**The data**
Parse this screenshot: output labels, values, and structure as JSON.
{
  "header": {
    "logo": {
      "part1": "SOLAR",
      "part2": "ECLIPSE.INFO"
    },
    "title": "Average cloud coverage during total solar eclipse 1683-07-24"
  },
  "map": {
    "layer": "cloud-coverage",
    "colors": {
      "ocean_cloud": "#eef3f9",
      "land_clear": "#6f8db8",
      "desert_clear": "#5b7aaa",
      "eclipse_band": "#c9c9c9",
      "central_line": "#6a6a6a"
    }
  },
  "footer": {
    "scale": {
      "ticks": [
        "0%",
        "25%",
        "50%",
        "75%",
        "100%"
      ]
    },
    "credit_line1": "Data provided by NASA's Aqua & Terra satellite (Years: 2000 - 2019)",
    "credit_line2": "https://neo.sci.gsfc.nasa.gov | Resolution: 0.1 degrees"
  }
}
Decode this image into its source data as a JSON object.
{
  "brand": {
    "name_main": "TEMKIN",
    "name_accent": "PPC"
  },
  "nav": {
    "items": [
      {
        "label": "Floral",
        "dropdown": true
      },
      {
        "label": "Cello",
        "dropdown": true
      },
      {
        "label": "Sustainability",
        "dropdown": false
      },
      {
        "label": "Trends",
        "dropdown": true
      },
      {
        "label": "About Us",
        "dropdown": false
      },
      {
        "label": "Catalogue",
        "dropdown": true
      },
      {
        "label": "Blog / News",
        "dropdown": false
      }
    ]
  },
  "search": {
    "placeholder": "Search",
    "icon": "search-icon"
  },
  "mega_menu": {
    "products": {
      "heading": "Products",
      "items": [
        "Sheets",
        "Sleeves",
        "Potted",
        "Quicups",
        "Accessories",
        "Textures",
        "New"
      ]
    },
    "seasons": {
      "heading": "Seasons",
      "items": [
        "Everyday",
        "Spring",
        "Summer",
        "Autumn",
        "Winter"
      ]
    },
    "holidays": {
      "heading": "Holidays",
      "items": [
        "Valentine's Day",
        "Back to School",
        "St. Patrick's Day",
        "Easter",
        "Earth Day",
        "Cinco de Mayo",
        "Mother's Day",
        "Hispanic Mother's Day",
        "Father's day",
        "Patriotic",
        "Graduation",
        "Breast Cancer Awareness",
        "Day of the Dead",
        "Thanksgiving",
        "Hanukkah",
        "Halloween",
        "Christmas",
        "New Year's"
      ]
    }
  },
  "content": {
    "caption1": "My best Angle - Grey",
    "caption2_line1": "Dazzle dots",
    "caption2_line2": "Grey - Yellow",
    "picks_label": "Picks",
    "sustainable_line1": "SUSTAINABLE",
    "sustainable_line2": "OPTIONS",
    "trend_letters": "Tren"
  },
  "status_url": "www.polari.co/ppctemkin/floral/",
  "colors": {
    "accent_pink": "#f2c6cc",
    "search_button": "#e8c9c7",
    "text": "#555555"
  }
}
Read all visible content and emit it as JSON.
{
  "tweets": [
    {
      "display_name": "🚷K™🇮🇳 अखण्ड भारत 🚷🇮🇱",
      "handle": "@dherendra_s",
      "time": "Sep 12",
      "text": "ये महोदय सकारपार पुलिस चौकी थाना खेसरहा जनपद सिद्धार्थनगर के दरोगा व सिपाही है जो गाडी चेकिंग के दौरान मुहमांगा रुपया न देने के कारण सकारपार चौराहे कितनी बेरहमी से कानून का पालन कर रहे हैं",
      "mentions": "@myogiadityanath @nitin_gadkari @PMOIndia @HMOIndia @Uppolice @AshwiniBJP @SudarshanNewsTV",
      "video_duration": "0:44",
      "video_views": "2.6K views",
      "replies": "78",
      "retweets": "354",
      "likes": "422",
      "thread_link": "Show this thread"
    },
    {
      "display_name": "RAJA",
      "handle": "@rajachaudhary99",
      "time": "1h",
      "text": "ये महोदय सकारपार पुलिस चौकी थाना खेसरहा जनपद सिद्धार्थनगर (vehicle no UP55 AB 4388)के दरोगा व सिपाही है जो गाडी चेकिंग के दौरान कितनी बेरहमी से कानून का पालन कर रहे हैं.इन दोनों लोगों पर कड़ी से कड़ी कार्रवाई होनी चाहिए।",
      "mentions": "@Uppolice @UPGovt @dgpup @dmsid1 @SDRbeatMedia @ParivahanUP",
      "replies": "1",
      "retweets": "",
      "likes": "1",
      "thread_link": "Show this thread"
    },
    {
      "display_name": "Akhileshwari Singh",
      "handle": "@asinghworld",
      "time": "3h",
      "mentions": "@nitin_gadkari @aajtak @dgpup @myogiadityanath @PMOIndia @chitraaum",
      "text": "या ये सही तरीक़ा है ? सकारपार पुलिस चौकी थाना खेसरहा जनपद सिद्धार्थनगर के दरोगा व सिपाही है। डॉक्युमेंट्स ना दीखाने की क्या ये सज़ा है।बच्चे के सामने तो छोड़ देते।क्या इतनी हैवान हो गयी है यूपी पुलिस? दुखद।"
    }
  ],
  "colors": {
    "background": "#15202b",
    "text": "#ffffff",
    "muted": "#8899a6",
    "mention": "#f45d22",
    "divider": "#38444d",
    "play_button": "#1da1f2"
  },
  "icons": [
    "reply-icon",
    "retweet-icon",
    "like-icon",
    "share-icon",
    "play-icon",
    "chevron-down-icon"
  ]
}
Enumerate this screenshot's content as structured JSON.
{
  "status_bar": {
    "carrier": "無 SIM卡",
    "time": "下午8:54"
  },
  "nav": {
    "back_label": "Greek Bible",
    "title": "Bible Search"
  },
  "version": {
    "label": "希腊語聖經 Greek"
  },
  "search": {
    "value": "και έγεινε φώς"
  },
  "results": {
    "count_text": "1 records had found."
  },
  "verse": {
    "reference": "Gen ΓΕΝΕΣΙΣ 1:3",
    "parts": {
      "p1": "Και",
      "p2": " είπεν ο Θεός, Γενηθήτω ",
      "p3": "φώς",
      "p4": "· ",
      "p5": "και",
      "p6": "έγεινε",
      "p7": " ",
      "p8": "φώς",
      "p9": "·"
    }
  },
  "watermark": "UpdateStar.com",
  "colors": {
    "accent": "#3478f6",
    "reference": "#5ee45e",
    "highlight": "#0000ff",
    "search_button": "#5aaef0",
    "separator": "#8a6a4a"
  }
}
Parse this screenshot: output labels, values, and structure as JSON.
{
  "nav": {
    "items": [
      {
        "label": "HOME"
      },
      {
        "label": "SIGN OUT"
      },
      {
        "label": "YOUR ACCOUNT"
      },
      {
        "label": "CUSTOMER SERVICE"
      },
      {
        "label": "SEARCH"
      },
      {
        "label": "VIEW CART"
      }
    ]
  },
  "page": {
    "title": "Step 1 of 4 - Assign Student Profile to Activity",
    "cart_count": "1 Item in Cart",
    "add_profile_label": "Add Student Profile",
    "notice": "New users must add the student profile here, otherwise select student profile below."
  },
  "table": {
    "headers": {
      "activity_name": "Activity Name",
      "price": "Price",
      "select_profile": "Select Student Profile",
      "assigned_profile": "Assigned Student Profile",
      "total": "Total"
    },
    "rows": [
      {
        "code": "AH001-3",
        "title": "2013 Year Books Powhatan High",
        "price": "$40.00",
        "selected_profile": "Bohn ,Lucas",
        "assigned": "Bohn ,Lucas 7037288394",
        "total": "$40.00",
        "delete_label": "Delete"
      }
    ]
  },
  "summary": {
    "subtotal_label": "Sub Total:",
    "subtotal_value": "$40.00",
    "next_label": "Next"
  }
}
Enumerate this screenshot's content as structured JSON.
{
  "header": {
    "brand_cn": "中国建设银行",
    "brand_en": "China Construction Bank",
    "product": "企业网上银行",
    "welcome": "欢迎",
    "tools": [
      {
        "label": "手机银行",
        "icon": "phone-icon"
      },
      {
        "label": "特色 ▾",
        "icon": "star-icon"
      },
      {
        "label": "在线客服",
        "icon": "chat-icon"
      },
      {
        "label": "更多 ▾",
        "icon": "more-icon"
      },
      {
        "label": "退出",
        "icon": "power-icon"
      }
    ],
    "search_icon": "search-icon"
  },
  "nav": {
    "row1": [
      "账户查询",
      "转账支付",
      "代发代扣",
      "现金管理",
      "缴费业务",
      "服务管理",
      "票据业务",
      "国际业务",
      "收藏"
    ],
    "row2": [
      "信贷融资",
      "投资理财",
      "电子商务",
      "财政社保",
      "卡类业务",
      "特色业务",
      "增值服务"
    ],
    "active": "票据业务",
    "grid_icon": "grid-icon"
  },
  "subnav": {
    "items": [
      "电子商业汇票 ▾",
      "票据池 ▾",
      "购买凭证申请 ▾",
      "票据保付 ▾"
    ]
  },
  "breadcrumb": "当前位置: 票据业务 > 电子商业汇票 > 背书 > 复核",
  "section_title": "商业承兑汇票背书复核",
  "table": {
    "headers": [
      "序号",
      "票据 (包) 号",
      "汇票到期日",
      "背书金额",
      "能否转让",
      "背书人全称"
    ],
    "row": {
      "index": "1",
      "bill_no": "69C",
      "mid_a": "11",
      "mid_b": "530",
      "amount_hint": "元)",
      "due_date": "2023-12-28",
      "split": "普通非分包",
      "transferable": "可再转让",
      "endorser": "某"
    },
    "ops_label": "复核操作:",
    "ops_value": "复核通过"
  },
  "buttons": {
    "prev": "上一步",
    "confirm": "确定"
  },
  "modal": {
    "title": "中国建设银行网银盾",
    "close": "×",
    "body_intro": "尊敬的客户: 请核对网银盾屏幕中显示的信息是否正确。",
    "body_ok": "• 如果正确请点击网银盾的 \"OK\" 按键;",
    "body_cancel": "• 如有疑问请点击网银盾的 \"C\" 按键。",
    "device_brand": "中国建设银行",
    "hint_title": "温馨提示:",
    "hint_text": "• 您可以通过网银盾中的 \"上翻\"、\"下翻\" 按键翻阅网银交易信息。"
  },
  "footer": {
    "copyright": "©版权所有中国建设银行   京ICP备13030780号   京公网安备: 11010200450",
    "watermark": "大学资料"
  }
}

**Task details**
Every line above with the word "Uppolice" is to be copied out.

**Response to the task**
      "mentions": "@myogiadityanath @nitin_gadkari @PMOIndia @HMOIndia @Uppolice @AshwiniBJP @SudarshanNewsTV",
      "mentions": "@Uppolice @UPGovt @dgpup @dmsid1 @SDRbeatMedia @ParivahanUP",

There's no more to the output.